While many of us are familiar with low-fidelity manikins used in CPR classes, high-fidelity manikins can be programmed with hundreds of interactive scenarios and medical conditions. For example, a manikin with asthma might display rapid breathing, wheezing and color changes.
Nursing major Linda Awuah ’21 remembers the first time she heard a mannikin make a little “oh” sound when touched. “It sounded real. I wasn’t expecting it at all.”
A manikin can show signs of dehydration or suffer a sudden seizure. High-fidelity manikins even allow IV and catheter insertions, blood draws and throat and nose suction. In one exercise, a pregnant manikin carries a manikin baby that can come out through the birth canal in a simulated labor sequence, while students monitor the health of the baby and mother.
“Students get exposure to certain medical emergencies they might not encounter during their clinical experience,” says Carrie Park, PLU School of Nursing pediatric clinical instructor. “Simulation prepares them for even uncommon events.”
Adjustments made mid-simulation by the control room can sometimes create startling outcomes. One afternoon, Awuah’s pregnant patient hemorrhaged with real fluids and eventually died. It was an alarming event, and Awuah was devastated despite an encouraging post-session debriefing. She went home upset with herself, but also feeling grateful for the experience.
“It’s so real, words can’t describe it, and it sets you up for the real world,” she says.
SETTING THE STAGE
There’s a lot of prep behind the scenes. It takes months to write and develop scenarios. After tweaks, the scenario is programmed into the manikin’s operating system, which communicates through the computer in the control room.

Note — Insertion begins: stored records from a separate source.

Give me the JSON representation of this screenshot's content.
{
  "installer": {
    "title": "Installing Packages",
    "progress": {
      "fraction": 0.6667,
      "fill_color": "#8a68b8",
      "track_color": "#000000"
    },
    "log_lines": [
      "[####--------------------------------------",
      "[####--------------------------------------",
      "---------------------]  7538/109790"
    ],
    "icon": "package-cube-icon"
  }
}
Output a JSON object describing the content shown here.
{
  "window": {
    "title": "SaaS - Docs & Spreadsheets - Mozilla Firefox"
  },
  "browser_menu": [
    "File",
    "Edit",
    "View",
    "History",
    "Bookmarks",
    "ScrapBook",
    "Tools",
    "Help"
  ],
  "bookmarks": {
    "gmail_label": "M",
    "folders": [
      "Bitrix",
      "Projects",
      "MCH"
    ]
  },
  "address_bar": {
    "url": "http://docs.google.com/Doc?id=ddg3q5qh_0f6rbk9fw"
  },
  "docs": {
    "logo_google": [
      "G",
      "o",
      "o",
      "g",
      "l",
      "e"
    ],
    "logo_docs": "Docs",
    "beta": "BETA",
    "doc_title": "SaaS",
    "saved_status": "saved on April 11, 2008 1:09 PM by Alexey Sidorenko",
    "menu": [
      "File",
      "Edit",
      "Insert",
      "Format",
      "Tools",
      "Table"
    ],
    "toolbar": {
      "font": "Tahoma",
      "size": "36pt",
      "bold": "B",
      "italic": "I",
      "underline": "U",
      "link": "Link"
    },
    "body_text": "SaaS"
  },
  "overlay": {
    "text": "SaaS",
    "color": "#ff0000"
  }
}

However, scenarios might be adjusted further based on student responses and reactions. “I’m constantly troubleshooting to make the scenarios better,” says Jodi Kushner, the simulation director for the Clinical Learning and Simulation Center. The current cast of interactive manikins includes two adult men, two adult women, a birthing mother, a child, and a baby. Some of the manikins have skins that can be replaced to simulate different ages and also simulate a transgender patient.
Dressing the manikin might involve street clothes or a hospital gown. Preparing the manikins for their simulation might include adding a “moulage” or mock injury. Pre-made latex can act as a wound, makeup could simulate blood or a bruise, and green baby food in a diaper might indicate diarrhea.
Kushner says that preparing for the unexpected isn’t all that different from real-world clinical experiences.
“It’s giving us the ability to present scenarios that aren’t guaranteed to come up clinically, including high risk-scenarios that you want a student to be educated in how to handle,” says School of Nursing Dean Barbara Habermann.
Research indicates that more higher-level decision-making happens in simulation than in a clinical setting, Kushner says. In a clinical setting, students are often involved in care but are accompanied by a nurse who makes most decisions. In a simulation lab, the students are assessing the situation, interpreting data, and making decisions.
Thanks to the new technology and the additional space provided by the center, Bachelor of Science in Nursing students at PLU will now benefit from a nursing curriculum that is at least 25 percent simulation experience, compared to an average of 10 percent in the previous location.
“PLU has an outstanding reputation in the Pacific Northwest for producing high quality nurses,” concludes Habermann. “This new center ensures that our students will get the practice they need and uphold this reputation for decades to come.”